Each answer to a question prompted a digression that led to yet another question. We jumped from the Book of Genesis to Charlton Heston's performance in "The Ten Commandments," to the origin of the phrase "Doubting Thomas," to Martin Luther and the Reformation, to the rosary, to Saint Peter's betrayal of Jesus, to what a Jesuit priest does, to Mary Magdalene, to Christian fundamentalism, to Mel Gibson's film "The Passion of the Christ," to the Eastern Orthodox Church, and to the contradictory accounts of the resurrection in the gospels.
At one point Sam asked about the Our Father. When the actor learned that it was a prayer taught by Jesus to his disciples, he asked me to dissect it for him, line by line. We talked about its underlying structure--beginning with its traditional praise to God, the expression of hope for God's "kingdom," petition for one's daily needs, a desire for forgiveness and an offer of forgiveness for others. Each phrase provoked more questions from Sam. For all his lack of formal religious training, some of the actor's queries would challenge even the best theologians. "I want to go back to something you just said: Thy kingdom come. Your kingdom come? Does that mean I'm coming to your kingdom in heaven, or is heaven coming to me?"
Late in the afternoon, to give Sam a flavor of the style of Jesus's preaching, I read aloud some well-known Gospel passages, including the Sermon on the Mount: "Blessed are the poor in spirit..." For after we had dipped into random passages from the Bible, we started to focus on what the actor was most interested in for the purposes of the new play: the story of Jesus and Nazareth and the man who had betrayed him.

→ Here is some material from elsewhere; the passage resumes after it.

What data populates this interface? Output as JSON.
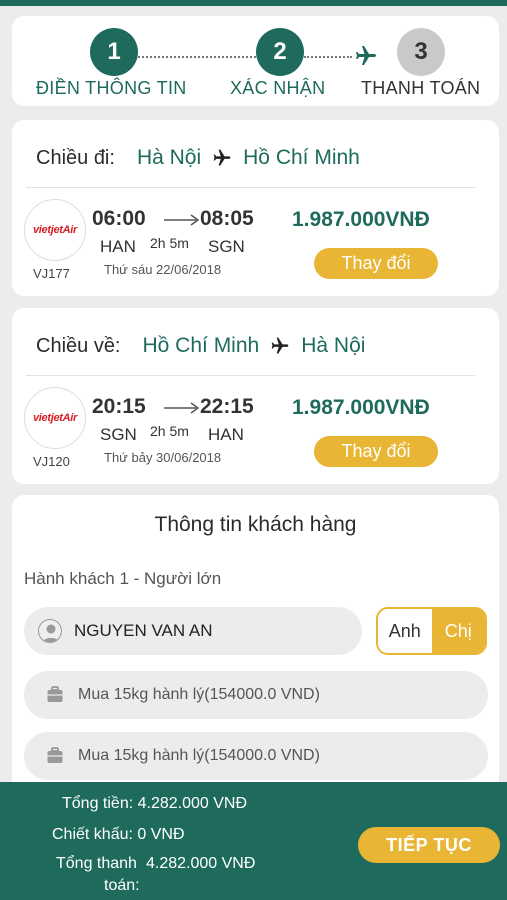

As it happens, the study of what contemporary theologians term the "historical Jesus" has long been an avocation for me. This branch of New Testament scholarship uses modern scholarly methods--like archeology, text criticism and research into the social and cultural life of first-century Palestine--to understand Jesus of Nazareth and his circle of disciples. Almost twenty years ago, when I entered the Jesuit novitiate, I was given a slim book called Jesus Before Christianity, by a Dominican priest named Albert Nolan. In his book Nolan describes daily life in ancient Galilee, Jewish practices and beliefs at the time of Jesus, and the real-world events that lay behind some of Jesus's most famous stories and parables. Nolan's fascinating study launched me on a quest to read as much as I could about the "Jesus of history."
The more Sam and I talked, the more enthusiastic I grew about the play. And happily, the actor proved an open and self-effacing fellow.
Sam was interested in learning everything he could about his character, and I could see how important this kind of preparation was for him. Almost a year after "Judas" closed he started to research another role--as a fundamentalist Christian who ends up murdering his wife--and asked if I could accompany him to a Pentecostal service in Manhattan. "What's with all these religious roles I'm getting?" he asked. But for now Sam would give me a real run for my money with a barrage of questions over the next few months: What was life like for the apostles? What do we know about Judas Iscariot? Why did he betray Jesus? Could Jesus have forgiven him? Sam's curiosity astounded me.
When I mentioned this to a Jesuit friend, he said, "Aren't you glad you paid attention in your New Testament classes?"
Then he paused and said, "What do you know about Judas anyway?"